In its broadest sense, an Excel macro is a sequence of instructions that automates some aspect of Excel so that you can work more efficiently and with fewer errors. You may create a macro, for example, to format and print your month-end sales report. After the macro is developed, you can then execute the macro to perform many time-consuming procedures automatically.
Macros are written in VBA, which stands for Visual Basic for Applications. VBA is actually a programming language developed by Microsoft, and is a tool used to develop programs that control Excel.
Excel programming terminology can be a bit confusing. For example, VBA is a programming language, but it also serves as a macro language. What do you call something written in VBA and executed in Excel? Is it a macro or is it a program? Excel's Help system often refers to VBA procedures as macros, so this is the terminology used in this book. But you can also call VBA code a program.
You'll also see the term automate throughout this book. This term means that a series of steps are completed automatically. For example, if you write a macro that adds color to some cells, prints the worksheet, and then removes the color, you have automated those three steps.
People use Excel for thousands of different tasks. Here are just a few examples:
• Keeping lists of things such as customer names and transactions

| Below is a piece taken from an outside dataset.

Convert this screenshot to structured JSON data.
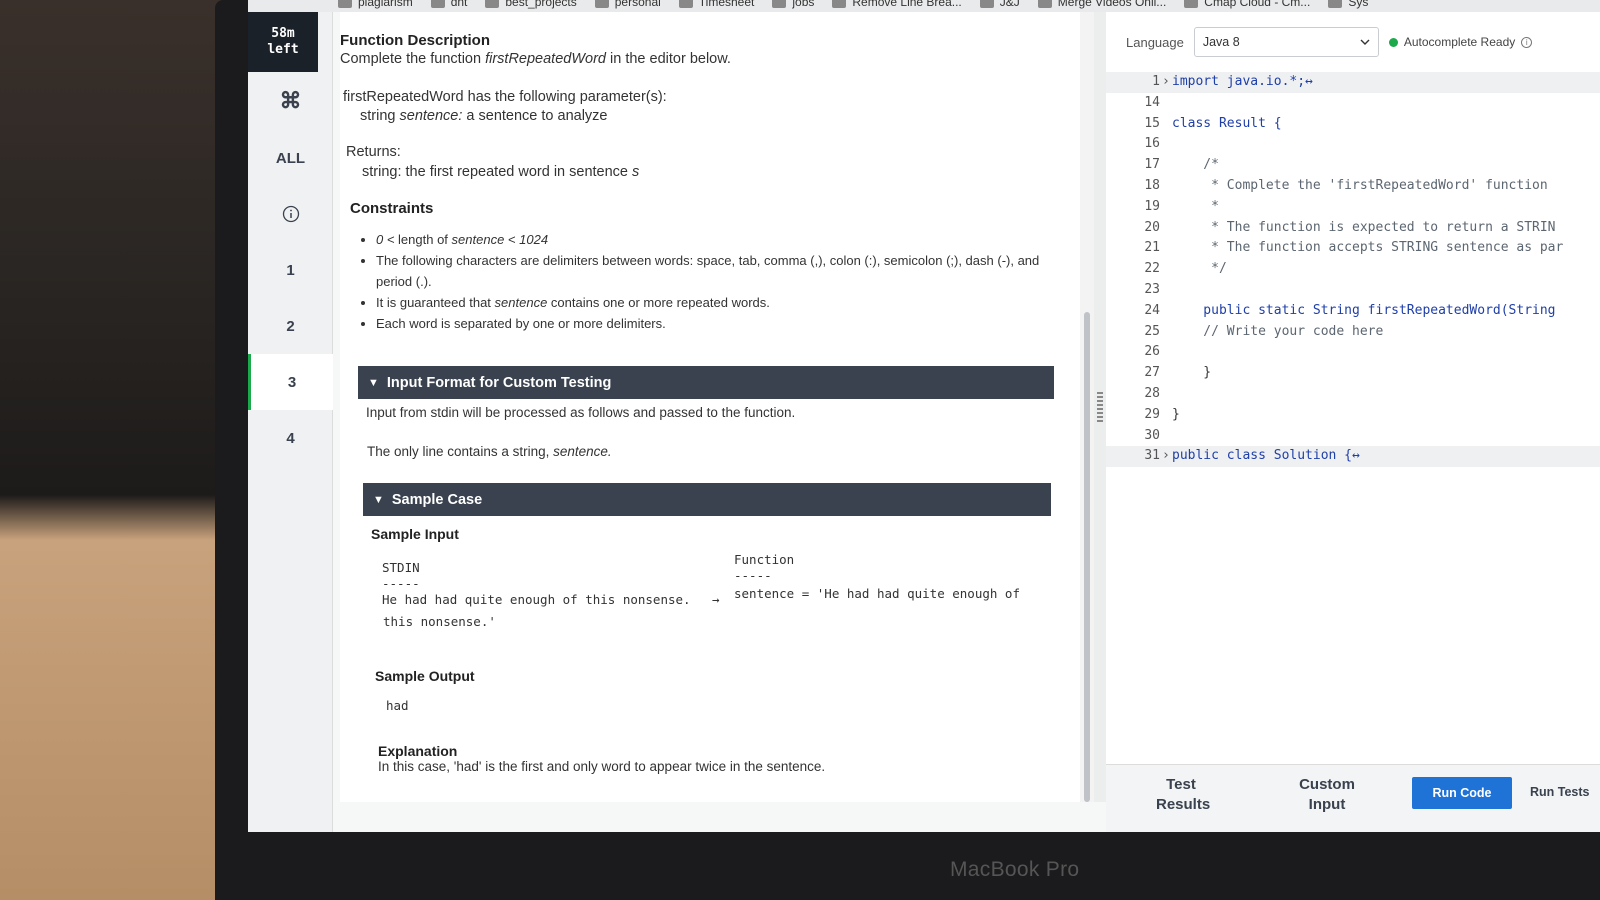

• Budgeting and forecasting
• Analyzing scientific data
• Creating invoices and other forms
• Developing charts ...